- ACTIVITY -
Select the lines below containing the word "settings".

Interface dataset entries
============

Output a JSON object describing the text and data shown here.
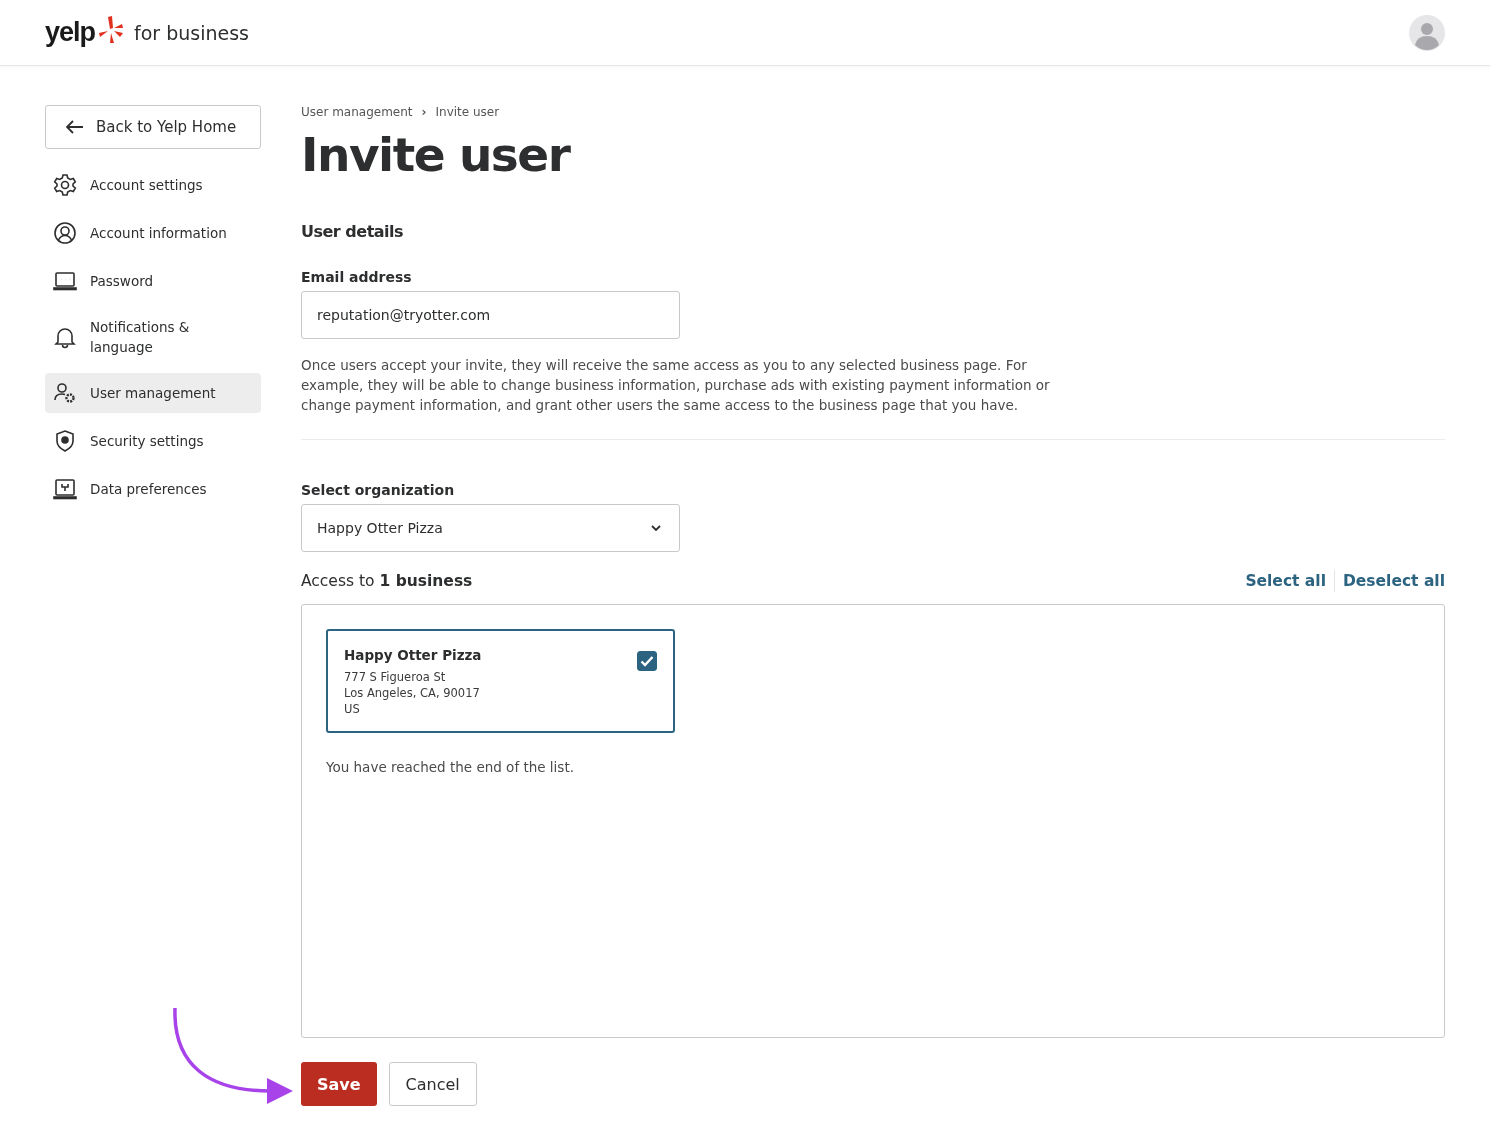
{
  "header": {
    "logo_text": "yelp",
    "logo_suffix": "for business"
  },
  "sidebar": {
    "back_button": "Back to Yelp Home",
    "items": [
      {
        "label": "Account settings",
        "kind": "gear",
        "selected": false
      },
      {
        "label": "Account information",
        "kind": "user",
        "selected": false
      },
      {
        "label": "Password",
        "kind": "laptop",
        "selected": false
      },
      {
        "label": "Notifications & language",
        "kind": "bell",
        "selected": false
      },
      {
        "label": "User management",
        "kind": "usergear",
        "selected": true
      },
      {
        "label": "Security settings",
        "kind": "shield",
        "selected": false
      },
      {
        "label": "Data preferences",
        "kind": "data",
        "selected": false
      }
    ]
  },
  "breadcrumb": [
    {
      "label": "User management"
    },
    {
      "label": "Invite user"
    }
  ],
  "breadcrumb_separator": "›",
  "title": "Invite user",
  "section_title": "User details",
  "email": {
    "label": "Email address",
    "value": "reputation@tryotter.com"
  },
  "notice": "Once users accept your invite, they will receive the same access as you to any selected business page. For example, they will be able to change business information, purchase ads with existing payment information or change payment information, and grant other users the same access to the business page that you have.",
  "organization": {
    "label": "Select organization",
    "value": "Happy Otter Pizza"
  },
  "access": {
    "summary": "Access to **1 business**",
    "select_all": "Select all",
    "deselect_all": "Deselect all"
  },
  "businesses": [
    {
      "name": "Happy Otter Pizza",
      "address_lines": [
        "777 S Figueroa St",
        "Los Angeles, CA, 90017",
        "US"
      ],
      "checked": true
    }
  ],
  "end_of_list": "You have reached the end of the list.",
  "buttons": {
    "save": "Save",
    "cancel": "Cancel"
  }
}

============

- RESPONSE TO THIS EXERCISE -
        "label": "Account settings",
        "label": "Security settings",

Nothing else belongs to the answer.